This course deals with the living hell of adulting on an academic, social, and emotional level. It is intended to introduce a range of easy and healthy methods to combat the overbearing priorities of maintaining good grades, a healthy body, and friendship. This is an experimental course, because I will implement and review healthy habits to give my personal experience and recommendations. The ultimate goal of this course is to relieve your stress so that you can focus on enjoying your college career.
Welcome to the ‘16-‘17 school year at UC San Diego. This is definitely the best UC in San Diego County. F. A. C. T. I am very excited to be working with you for FTS 101. Yeah, FTS stands for Finesse the Stress. Nothing else. Nope. Nothing else. Moving on. I am Theresa Bui, a full-time stressed out second year who is taking the Holy Trinity of Science in a single quarter: physics, biology, and organic chemistry. I can honestly admit to you that I am struggling to balance the course load. So far, I am not a convincing professor, right? Trust tho. I will personally review and research the introduced methods— sound healing, diets, aromatherapy, and more— for our benefit. At the end of this blog series, I will rank them according to my preference. To kickstart this course, I want to give some background on stress and stress management.
BACKGROUND OF STRESS
Stress is a biological response to specific events or demands, which are commonly referred to as stressors. There are five types of stressors: environmental, biological, thinking, behavioral, and life change. Five too many.
Environmental stressors are determined by your surroundings and living condition.
Ex. Poverty, noise, natural disasters
Biological stressors are fitness- and health-related.
Ex. Illness, soreness, injuries
Thinking stressors are mental challenges.
Ex. Midterm, homework, public speech

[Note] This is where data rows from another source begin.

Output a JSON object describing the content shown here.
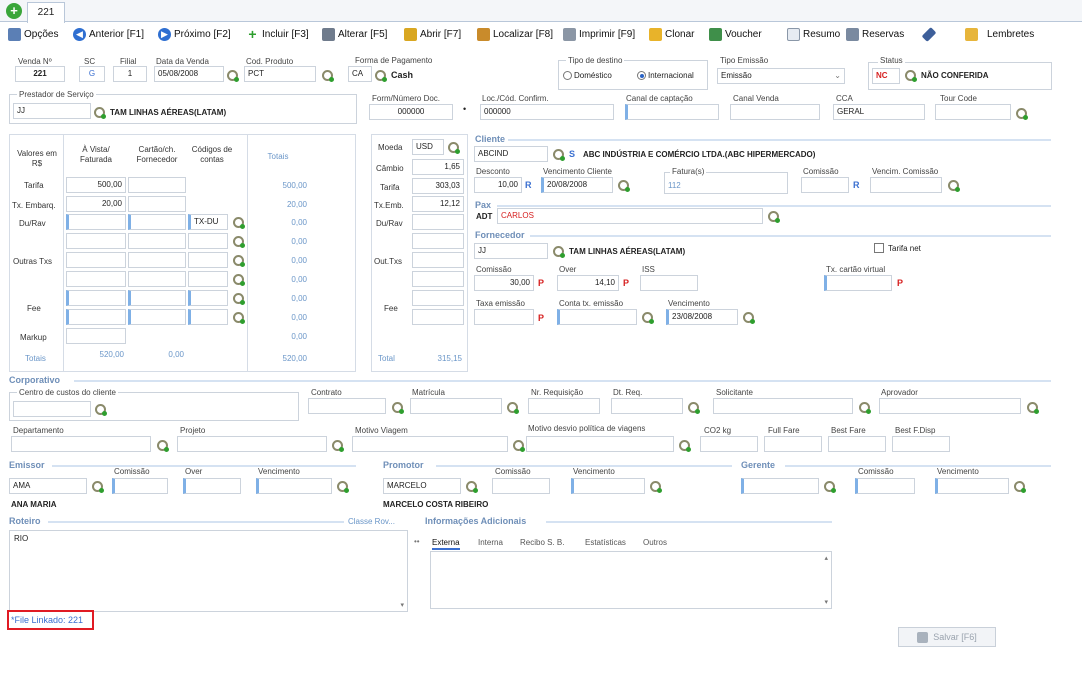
{
  "tabs": {
    "active_label": "221"
  },
  "toolbar": {
    "opcoes": "Opções",
    "anterior": "Anterior [F1]",
    "proximo": "Próximo [F2]",
    "incluir": "Incluir [F3]",
    "alterar": "Alterar [F5]",
    "abrir": "Abrir [F7]",
    "localizar": "Localizar [F8]",
    "imprimir": "Imprimir [F9]",
    "clonar": "Clonar",
    "voucher": "Voucher",
    "resumo": "Resumo",
    "reservas": "Reservas",
    "lembretes": "Lembretes"
  },
  "header": {
    "venda_label": "Venda Nº",
    "venda_value": "221",
    "sc_label": "SC",
    "sc_value": "G",
    "filial_label": "Filial",
    "filial_value": "1",
    "data_venda_label": "Data da Venda",
    "data_venda_value": "05/08/2008",
    "cod_produto_label": "Cod. Produto",
    "cod_produto_value": "PCT",
    "forma_pag_label": "Forma de Pagamento",
    "forma_pag_code": "CA",
    "forma_pag_name": "Cash",
    "tipo_destino_label": "Tipo de destino",
    "domestico": "Doméstico",
    "internacional": "Internacional",
    "tipo_emissao_label": "Tipo Emissão",
    "tipo_emissao_value": "Emissão",
    "status_label": "Status",
    "status_code": "NC",
    "status_value": "NÃO CONFERIDA",
    "prestador_label": "Prestador de Serviço",
    "prestador_code": "JJ",
    "prestador_name": "TAM LINHAS AÉREAS(LATAM)",
    "form_doc_label": "Form/Número Doc.",
    "form_doc_value": "000000",
    "loc_label": "Loc./Cód. Confirm.",
    "loc_value": "000000",
    "canal_capt_label": "Canal de captação",
    "canal_venda_label": "Canal Venda",
    "cca_label": "CCA",
    "cca_value": "GERAL",
    "tour_code_label": "Tour Code"
  },
  "values_grid": {
    "col_valores": "Valores em R$",
    "col_avista": "À Vista/ Faturada",
    "col_cartao": "Cartão/ch. Fornecedor",
    "col_codigos": "Códigos de contas",
    "col_totais": "Totais",
    "row_tarifa": "Tarifa",
    "row_txemb": "Tx. Embarq.",
    "row_du": "Du/Rav",
    "row_outras": "Outras Txs",
    "row_fee": "Fee",
    "row_markup": "Markup",
    "row_totais": "Totais",
    "tarifa_avista": "500,00",
    "txemb_avista": "20,00",
    "codigo_du": "TX-DU",
    "tot_tarifa": "500,00",
    "tot_txemb": "20,00",
    "tot_du": "0,00",
    "tot_o1": "0,00",
    "tot_o2": "0,00",
    "tot_o3": "0,00",
    "tot_fee1": "0,00",
    "tot_fee2": "0,00",
    "tot_markup": "0,00",
    "sum_avista": "520,00",
    "sum_cartao": "0,00",
    "sum_total": "520,00"
  },
  "currency": {
    "moeda_label": "Moeda",
    "moeda_value": "USD",
    "cambio_label": "Câmbio",
    "cambio_value": "1,65",
    "tarifa_label": "Tarifa",
    "tarifa_value": "303,03",
    "txemb_label": "Tx.Emb.",
    "txemb_value": "12,12",
    "du_label": "Du/Rav",
    "out_label": "Out.Txs",
    "fee_label": "Fee",
    "total_label": "Total",
    "total_value": "315,15"
  },
  "cliente": {
    "section": "Cliente",
    "code": "ABCIND",
    "name": "ABC INDÚSTRIA E COMÉRCIO LTDA.(ABC HIPERMERCADO)",
    "desconto_label": "Desconto",
    "desconto_value": "10,00",
    "venc_label": "Vencimento Cliente",
    "venc_value": "20/08/2008",
    "fatura_label": "Fatura(s)",
    "fatura_value": "112",
    "comissao_label": "Comissão",
    "venc_comissao_label": "Vencim. Comissão"
  },
  "pax": {
    "section": "Pax",
    "type": "ADT",
    "name": "CARLOS"
  },
  "fornecedor": {
    "section": "Fornecedor",
    "code": "JJ",
    "name": "TAM LINHAS AÉREAS(LATAM)",
    "tarifa_net": "Tarifa net",
    "comissao_label": "Comissão",
    "comissao_value": "30,00",
    "over_label": "Over",
    "over_value": "14,10",
    "iss_label": "ISS",
    "tx_cartao_label": "Tx. cartão virtual",
    "taxa_emissao_label": "Taxa emissão",
    "conta_tx_label": "Conta tx. emissão",
    "venc_label": "Vencimento",
    "venc_value": "23/08/2008"
  },
  "corporativo": {
    "section": "Corporativo",
    "centro_custo": "Centro de custos do cliente",
    "contrato": "Contrato",
    "matricula": "Matrícula",
    "requisicao": "Nr. Requisição",
    "dt_req": "Dt. Req.",
    "solicitante": "Solicitante",
    "aprovador": "Aprovador",
    "departamento": "Departamento",
    "projeto": "Projeto",
    "motivo_viagem": "Motivo Viagem",
    "motivo_desvio": "Motivo desvio política de viagens",
    "co2": "CO2 kg",
    "full_fare": "Full Fare",
    "best_fare": "Best Fare",
    "best_fdisp": "Best F.Disp"
  },
  "emissor": {
    "section": "Emissor",
    "comissao": "Comissão",
    "over": "Over",
    "vencimento": "Vencimento",
    "code": "AMA",
    "name": "ANA MARIA"
  },
  "promotor": {
    "section": "Promotor",
    "comissao": "Comissão",
    "vencimento": "Vencimento",
    "code": "MARCELO",
    "name": "MARCELO COSTA RIBEIRO"
  },
  "gerente": {
    "section": "Gerente",
    "comissao": "Comissão",
    "vencimento": "Vencimento"
  },
  "roteiro": {
    "section": "Roteiro",
    "classe_link": "Classe Rov...",
    "value": "RIO"
  },
  "info_adicionais": {
    "section": "Informações Adicionais",
    "tabs": [
      "Externa",
      "Interna",
      "Recibo S. B.",
      "Estatísticas",
      "Outros"
    ]
  },
  "footer": {
    "file_linkado": "*File Linkado: 221",
    "salvar": "Salvar [F6]"
  }
}
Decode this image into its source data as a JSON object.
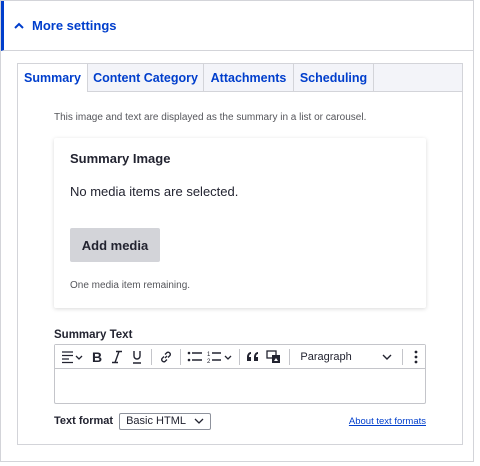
{
  "details": {
    "title": "More settings"
  },
  "tabs": [
    {
      "label": "Summary"
    },
    {
      "label": "Content Category"
    },
    {
      "label": "Attachments"
    },
    {
      "label": "Scheduling"
    }
  ],
  "summary": {
    "description": "This image and text are displayed as the summary in a list or carousel.",
    "image_title": "Summary Image",
    "empty_text": "No media items are selected.",
    "add_media_label": "Add media",
    "remaining_note": "One media item remaining."
  },
  "summary_text": {
    "label": "Summary Text",
    "paragraph_select": "Paragraph",
    "toolbar_icons": [
      "align-icon",
      "bold-icon",
      "italic-icon",
      "underline-icon",
      "link-icon",
      "bulleted-list-icon",
      "numbered-list-icon",
      "blockquote-icon",
      "media-icon",
      "more-icon"
    ]
  },
  "text_format": {
    "label": "Text format",
    "value": "Basic HTML",
    "help_link": "About text formats"
  },
  "colors": {
    "accent": "#003ecc",
    "border": "#d3d4d9",
    "button_bg": "#d3d4d9"
  }
}
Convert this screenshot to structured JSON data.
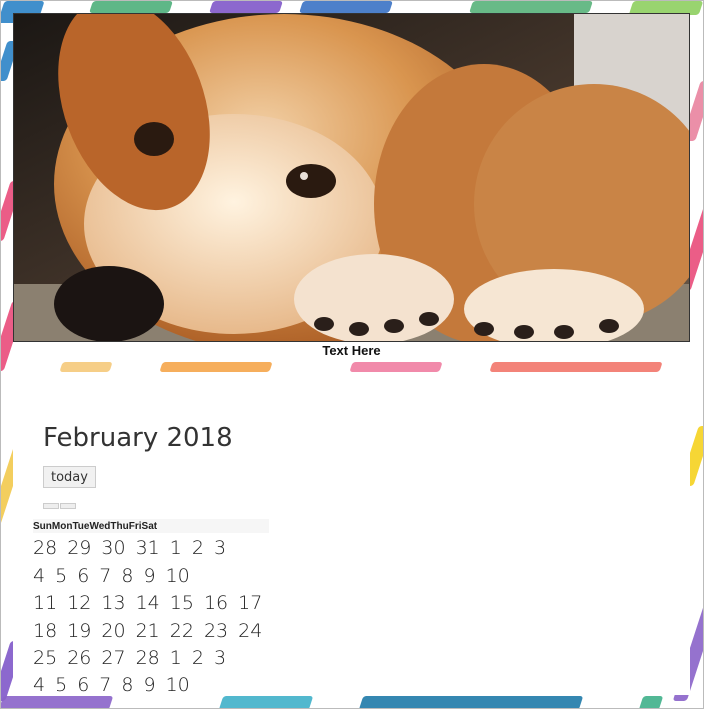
{
  "photo": {
    "subject": "dog-photo",
    "caption": "Text Here"
  },
  "calendar": {
    "month_title": "February 2018",
    "today_label": "today",
    "weekdays": [
      "Sun",
      "Mon",
      "Tue",
      "Wed",
      "Thu",
      "Fri",
      "Sat"
    ],
    "weeks": [
      [
        "28",
        "29",
        "30",
        "31",
        "1",
        "2",
        "3"
      ],
      [
        "4",
        "5",
        "6",
        "7",
        "8",
        "9",
        "10"
      ],
      [
        "11",
        "12",
        "13",
        "14",
        "15",
        "16",
        "17"
      ],
      [
        "18",
        "19",
        "20",
        "21",
        "22",
        "23",
        "24"
      ],
      [
        "25",
        "26",
        "27",
        "28",
        "1",
        "2",
        "3"
      ],
      [
        "4",
        "5",
        "6",
        "7",
        "8",
        "9",
        "10"
      ]
    ]
  },
  "colors": {
    "accent_yellow": "#f2c94c",
    "accent_pink": "#e94b7a",
    "accent_blue": "#2f7fc1",
    "accent_green": "#4caf7a",
    "accent_orange": "#f59a3b"
  }
}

Behavioral stressors are unhealthy habits
Ex. Sleeping late, alcohol, irregular eating
Life change stressors are major life changes.
Ex. Marriage, death, new job
As the stressors are perceived and evaluated, the stress response system, scientifically known as the ashypothalamic-pituitary-adrenal axis (HPA axis), begins. The adrenal gland then releases cortisol, a steroid hormone. Cortisol is continuously bound to stress hormone receptors, so that it can give the body a blueprint of where to carry out an action or process. See! Cortisol is basically the Hermes of the body. When the action or process is done, receptors stop accepting cortisol, and the cortisol is sent back to its command center. This is considered negative feedback, a.k.a. the end of your stress.
Stress is not always a bad thing. No, seriously. There are two distinctions: positive stress, or eustress and negative stress, or distress. Eustress provides motivation, and improves personal performance. Some examples of eustress-inducing situations are training for a marathon, getting to know someone you’re interested in, or learning a new language. Distress, on the other hand, is demotivating, causes high anxiety, and decreases personal performance. Some examples are sleeping for too few hours, filing for a divorce, or separating from a significant other. Distress can cause both physical and mental health problems, including physical illness, constant exhaustion, and emotional depletion. Are you suffering from eustress, distress, or an in-between? Check with this handy dandy quiz. It is a very general quiz, so you need to personally evaluate your stress and how you perceive it.
To conclude, I want to simply reiterate my goal for this blog series. The long-term effects of stressors can deteriorate your health, so I want to enable myself and others to relieve stress. I will be documenting my own personal trials and errors. I have prepared a wide range of methods that can further improve your college experience and overall health. To actually be successful, your job is to get out of the “GPA before everything” mentality! You have to be alive to actually live the future you want. RT.